Reviews

A memoir of exchange

Michael Gottlieb and the praxis of essay

Are there passages I have marked, underlined, annotated, or starred in Memoir and Essay to return to, to quote, to point out to others? Insofar as the narrative evidences personal knowledge and judgment regarding others whom I have known and cared about, I want to hold it and let go of it at the same time, I want to know and to forget.

Writing the nothing that is

A review of 'Visiting Wallace'

Visiting Wallace, edited by Dennis Barone and James Finnegan with a foreword by Alan Filreis, is presented as a collection of seventy-seven poems “inspired by the life and work of Wallace Stevens.” That’s problematic, because Stevens mostly hid his life in his work. An elegy by John Berryman included in the book puts the matter this way: “Ah ha & he crowed good. / That funny money-man. / Mutter we all must as well as we can. / He mutter spiffy. He make wonder Henry’s / wits, though, with an odd // … something … something … not there in his flourishing art” (10).

On returning

A review of 'A Book of Unknowing'

The goal of a quest is often return: in John High’s A Book of Unknowing, a mute girl and a one-eyed boy move through a war-marked landscape, orphaned and adopted and orphaned anew. They seek to return not to pre-lapsarian purity but to the vivid articulation of “a brilliance of green across meadow in this / day when we find so much arrangement in myriad trees. Coming to terms with fine / bladed yellow grass” (99). That is, aware that “in order / to get out we have to go through / language,” the characters in High’s poetic sequence “come to terms” with the hardy arrangements underlying innocence and loss. Traveling the “wounded way / back to our beginning” (116), they return to an advanced childhood in which they parent themselves and forgive all, having found “how / a question might endure alive internal workings / in mutual air moving / toward a quiet believing and awe” (111).

This arrival is gorgeous, paradisiacal without the Billy Graham bromides of Beatrice browbeating Dante and that pilgrim’s attendant forgetting of earth. Rather, this arrival remains committed to the world High has been at pains to show, in which “sometimes what / we live in order to affirm / a truth” brings us ashore with scarred clarity. The book’s singular language permits its culminating vision, and High’s breathless neuro-cinematic syntax unifies his story and ideas. Yet the ambitious content at which High arrives is more than a linguistic effect: it shows a place not just made of the book’s guiding questions but made for them to continue in, allowing his readers, as well as his characters, to recover and retain “a sense of awe & condolence” (129).
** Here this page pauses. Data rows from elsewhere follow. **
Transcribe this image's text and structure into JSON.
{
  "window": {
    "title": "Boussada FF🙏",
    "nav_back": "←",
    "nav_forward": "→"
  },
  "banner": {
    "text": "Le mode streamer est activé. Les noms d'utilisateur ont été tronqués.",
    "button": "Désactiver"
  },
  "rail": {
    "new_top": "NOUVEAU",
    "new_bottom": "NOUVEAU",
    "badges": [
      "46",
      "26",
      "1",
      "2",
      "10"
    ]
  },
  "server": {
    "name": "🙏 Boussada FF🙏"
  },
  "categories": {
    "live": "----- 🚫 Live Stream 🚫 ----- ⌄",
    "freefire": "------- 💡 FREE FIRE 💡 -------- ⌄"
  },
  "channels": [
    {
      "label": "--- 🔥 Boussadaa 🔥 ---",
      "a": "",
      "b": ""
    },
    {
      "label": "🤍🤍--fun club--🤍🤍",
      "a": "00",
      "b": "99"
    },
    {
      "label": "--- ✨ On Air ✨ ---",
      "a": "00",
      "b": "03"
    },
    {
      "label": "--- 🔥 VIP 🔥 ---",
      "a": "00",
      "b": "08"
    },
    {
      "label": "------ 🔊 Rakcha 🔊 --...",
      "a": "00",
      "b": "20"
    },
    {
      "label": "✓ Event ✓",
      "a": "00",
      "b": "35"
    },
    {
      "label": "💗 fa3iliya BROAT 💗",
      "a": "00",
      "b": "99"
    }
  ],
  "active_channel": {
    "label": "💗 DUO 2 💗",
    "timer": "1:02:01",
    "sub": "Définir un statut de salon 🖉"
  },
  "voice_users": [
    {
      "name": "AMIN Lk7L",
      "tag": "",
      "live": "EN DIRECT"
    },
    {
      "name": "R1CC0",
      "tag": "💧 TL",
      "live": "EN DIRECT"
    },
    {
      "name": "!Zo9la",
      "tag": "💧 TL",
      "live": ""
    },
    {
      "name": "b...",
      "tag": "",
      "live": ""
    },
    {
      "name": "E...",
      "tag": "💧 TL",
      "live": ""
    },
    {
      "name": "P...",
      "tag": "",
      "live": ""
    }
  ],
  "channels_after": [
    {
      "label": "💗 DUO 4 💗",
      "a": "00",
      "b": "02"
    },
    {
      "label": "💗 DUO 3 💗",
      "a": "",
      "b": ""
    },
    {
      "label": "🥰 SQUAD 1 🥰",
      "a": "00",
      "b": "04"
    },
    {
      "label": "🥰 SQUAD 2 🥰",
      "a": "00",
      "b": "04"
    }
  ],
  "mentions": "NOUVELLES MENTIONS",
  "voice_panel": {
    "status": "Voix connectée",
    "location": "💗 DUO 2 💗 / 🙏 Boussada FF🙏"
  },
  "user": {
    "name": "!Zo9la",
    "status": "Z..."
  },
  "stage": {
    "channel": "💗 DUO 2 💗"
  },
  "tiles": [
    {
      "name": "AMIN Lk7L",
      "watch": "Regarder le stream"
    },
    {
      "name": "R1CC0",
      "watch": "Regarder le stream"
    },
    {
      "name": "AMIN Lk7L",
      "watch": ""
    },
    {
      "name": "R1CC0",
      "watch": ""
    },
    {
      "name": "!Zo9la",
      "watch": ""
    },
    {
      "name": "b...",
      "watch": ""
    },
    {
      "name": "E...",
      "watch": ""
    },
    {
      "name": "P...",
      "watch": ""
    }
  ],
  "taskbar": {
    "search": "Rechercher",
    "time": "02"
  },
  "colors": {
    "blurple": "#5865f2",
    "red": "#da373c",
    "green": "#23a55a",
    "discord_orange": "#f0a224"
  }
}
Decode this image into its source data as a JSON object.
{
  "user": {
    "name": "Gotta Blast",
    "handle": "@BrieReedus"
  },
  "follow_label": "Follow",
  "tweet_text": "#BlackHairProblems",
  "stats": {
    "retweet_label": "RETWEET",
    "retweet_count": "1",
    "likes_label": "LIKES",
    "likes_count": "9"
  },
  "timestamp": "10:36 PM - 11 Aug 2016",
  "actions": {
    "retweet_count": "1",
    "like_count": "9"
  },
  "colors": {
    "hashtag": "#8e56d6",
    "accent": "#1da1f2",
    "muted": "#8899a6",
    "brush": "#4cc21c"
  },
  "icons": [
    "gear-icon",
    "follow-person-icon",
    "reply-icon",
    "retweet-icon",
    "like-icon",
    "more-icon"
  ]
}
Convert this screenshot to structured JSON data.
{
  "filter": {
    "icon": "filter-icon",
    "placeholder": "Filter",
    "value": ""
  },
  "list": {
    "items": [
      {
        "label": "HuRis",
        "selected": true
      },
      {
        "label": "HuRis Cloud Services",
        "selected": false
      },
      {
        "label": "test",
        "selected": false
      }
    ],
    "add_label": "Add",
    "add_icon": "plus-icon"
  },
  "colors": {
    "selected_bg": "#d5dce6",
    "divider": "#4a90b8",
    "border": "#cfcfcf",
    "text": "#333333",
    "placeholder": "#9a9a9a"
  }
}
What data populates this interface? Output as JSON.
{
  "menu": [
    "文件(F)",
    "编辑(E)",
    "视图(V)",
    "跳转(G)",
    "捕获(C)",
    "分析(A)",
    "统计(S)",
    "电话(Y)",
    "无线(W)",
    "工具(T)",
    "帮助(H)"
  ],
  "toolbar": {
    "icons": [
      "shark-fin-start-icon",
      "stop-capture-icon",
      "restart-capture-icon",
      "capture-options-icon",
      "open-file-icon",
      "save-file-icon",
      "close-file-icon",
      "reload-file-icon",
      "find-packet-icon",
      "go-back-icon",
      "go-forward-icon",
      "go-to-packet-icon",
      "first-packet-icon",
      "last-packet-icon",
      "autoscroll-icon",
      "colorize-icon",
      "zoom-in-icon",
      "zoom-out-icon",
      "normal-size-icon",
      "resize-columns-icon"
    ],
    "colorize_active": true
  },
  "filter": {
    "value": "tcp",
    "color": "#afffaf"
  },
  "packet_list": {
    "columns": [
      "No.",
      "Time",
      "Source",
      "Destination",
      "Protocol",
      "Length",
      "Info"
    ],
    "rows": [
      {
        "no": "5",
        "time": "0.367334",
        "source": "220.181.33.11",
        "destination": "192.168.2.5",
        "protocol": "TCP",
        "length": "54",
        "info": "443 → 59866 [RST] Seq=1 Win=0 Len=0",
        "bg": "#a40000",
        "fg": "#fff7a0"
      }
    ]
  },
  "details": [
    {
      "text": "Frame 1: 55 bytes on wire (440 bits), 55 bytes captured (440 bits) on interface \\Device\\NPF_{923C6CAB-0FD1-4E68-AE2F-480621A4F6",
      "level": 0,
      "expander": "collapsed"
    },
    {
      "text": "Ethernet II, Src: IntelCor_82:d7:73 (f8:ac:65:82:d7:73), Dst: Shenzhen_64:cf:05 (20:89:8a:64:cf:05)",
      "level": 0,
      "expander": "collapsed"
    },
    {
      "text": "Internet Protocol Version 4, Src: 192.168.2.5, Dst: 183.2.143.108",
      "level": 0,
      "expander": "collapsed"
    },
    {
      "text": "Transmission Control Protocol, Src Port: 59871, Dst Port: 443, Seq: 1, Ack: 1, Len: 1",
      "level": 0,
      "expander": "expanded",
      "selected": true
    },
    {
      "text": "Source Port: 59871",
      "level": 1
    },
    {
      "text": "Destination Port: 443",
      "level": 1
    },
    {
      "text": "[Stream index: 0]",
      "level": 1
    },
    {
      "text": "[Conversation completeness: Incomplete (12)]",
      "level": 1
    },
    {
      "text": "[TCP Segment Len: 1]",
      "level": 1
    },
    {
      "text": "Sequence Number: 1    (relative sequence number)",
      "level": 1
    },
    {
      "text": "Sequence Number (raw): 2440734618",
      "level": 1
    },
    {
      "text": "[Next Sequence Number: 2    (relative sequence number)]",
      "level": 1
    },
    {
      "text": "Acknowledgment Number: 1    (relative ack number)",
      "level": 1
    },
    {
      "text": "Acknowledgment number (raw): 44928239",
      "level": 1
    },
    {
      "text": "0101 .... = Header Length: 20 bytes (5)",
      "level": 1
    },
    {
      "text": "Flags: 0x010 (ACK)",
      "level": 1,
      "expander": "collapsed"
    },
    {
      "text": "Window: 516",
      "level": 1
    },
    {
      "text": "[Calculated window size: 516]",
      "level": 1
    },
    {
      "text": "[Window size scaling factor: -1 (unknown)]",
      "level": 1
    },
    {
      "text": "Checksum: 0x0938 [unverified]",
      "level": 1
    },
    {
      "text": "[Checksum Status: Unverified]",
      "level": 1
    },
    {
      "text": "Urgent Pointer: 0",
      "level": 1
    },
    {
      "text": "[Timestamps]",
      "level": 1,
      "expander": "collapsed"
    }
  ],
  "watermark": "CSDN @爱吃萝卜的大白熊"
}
A catalogue of poetics as community

A review of two Slack Buddha Press chapbooks

In the very place where the machine he must serve reigns supreme, [the worker] cunningly takes pleasure in finding a way to create gratuitous products whose sole purpose is to signify his own capabilities through his work and to confirm his solidarity with other workers or his family through spending his time in this way.
— Michael de Certeau, The Practice of Everyday Life

La Perruque Editions, the chapbook arm of Cincinnati publisher Slack Buddha, takes its name from philosopher and social critic Michael de Certeau. In his book The Practice of Everyday Life, de Certeau introduces the term “la perruque” to describe the act of individuals using company workspace, time, and materials to pursue their own creative endeavors — all while maintaining the appearance of working for their employer. It’s a humorously subversive name, one that speaks to the basic condition of many contemporary poets and visual artists (even as I type this now at my office, I’m glancing back over my shoulder to see if my boss is about to round the corner).

How surfaces can be tweaked and spun

A review of 'New Depths of Deadpan'

1.

Although I haven’t read it since I was fifteen, I vividly remember how the hero of Heinlein’s Stranger in a Strange Land, a human being raised among Martians, was able to mentally take hold of anything — a bad guy, an ashtray, a car — and effortlessly turn it out of existence, so that it was “ninety degrees from everything else.” I had forgotten all about this until I was reminded of it on almost every page of Michael Gizzi’s New Depths of Deadpan. Lines begin someplace intelligible and just — turn, until they seem to be perpendicular to everything in existence. “These here blew in from the French / Revolution to stack up over this canary yellow hum cover” (29) Gizzi writes, or, “A popular corrective to self-focusing // would be love, and your beloved // a tugboat with a dab of Cornish hysteria” (62).